All across British Columbia, from the Pacific Ocean past the Rocky Mountains, more than 40 million acres of coniferous forest stand brown and desiccated, ravaged by the mountain pine beetle. Over the past decade, the pest has spread virtually unchecked, rupturing ecosystems and maiming British Columbia's timber industry. A new genetic analysis reveals how the beetle's partner in crime—the fungus Grosmannia clavigera—helps the insect elude pine trees' natural defenses, providing it safe passage to the tree's core.
Although the pine beetle gets most of the blame for destroying forests, many researchers think that G. clavigera is the more deadly of the duo. Commonly known as blue stain fungus for the color it leaves on the wood of trees, G. clavigera travels from tree to tree in the beetle's mouth. The fungus, beetle, and pine tree are three competitors in a "never-ending arms race," says molecular biologist Joerg Bohlmann of the University of British Columbia, Vancouver, in Canada.
To learn more about how G. clavigera helps the beetle do its dirty work, Bohlmann and colleagues took the fungus back to the lab. When a beetle burrows through the bark of a pine tree, the tree secretes a toxic resin into the tunnel, trapping—and often killing—the beetle. (This pine resin is an ingredient in Pine-Sol antimicrobial cleaner, which kills most fungi.) But when the researchers treated cultures of G. clavigera with substances from the resin or with extracts from the bark of a tree in the process of repelling a beetle, the fungus continued growing happily. Under attack by these toxins, the fungus switched on a different set of genes. Some of these genes allow it to break the toxins down and even use them as food. The researchers suspect that this ability helps protect the beetle from being poisoned as it burrows through the tree.
"[The fungus] has taken a step further in evolution: It can not only tolerate the resin but can use it as a carbon source for its own benefit," says Bohlmann, whose team reports its findings online today in the Proceedings of the National Academy of Sciences. His interdisciplinary group of researchers, known as the Tria Project, plans to determine what other genomic mechanisms may help the fungus kill trees and interact with the beetle.

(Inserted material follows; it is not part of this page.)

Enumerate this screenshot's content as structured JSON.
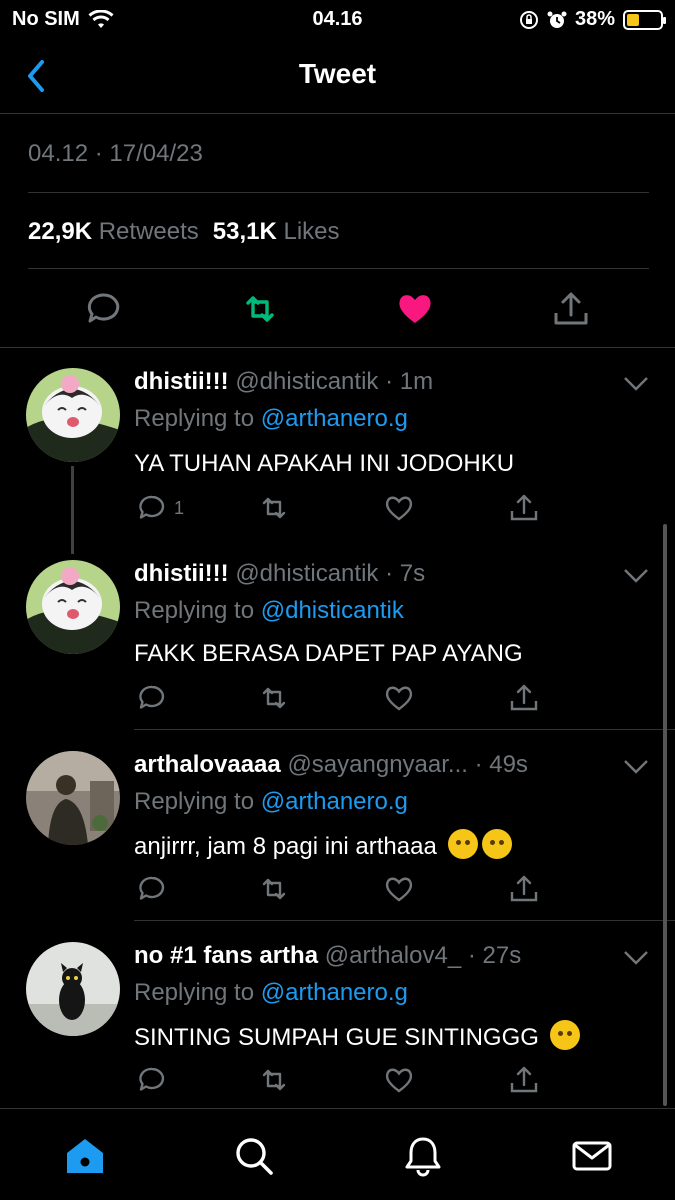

So far, the pine beetle epidemic has mostly killed lodgepole pines, which make up the majority of British Columbia's forests. But if the fungus-beetle combo can adjust its counterdefense system to overcome the weaponry of other pines, it could spread much farther. "The potential to spread into Alberta's jack pines would provide the beetle a conduit to the east coast [of Canada]," says forest entomologist Brian Aukema of the University of Minnesota, Twin Cities, who was not involved in the research. He adds that from there, it could easily move south into the United States. "The genome analysis gives us an insight into what's going on under the hood."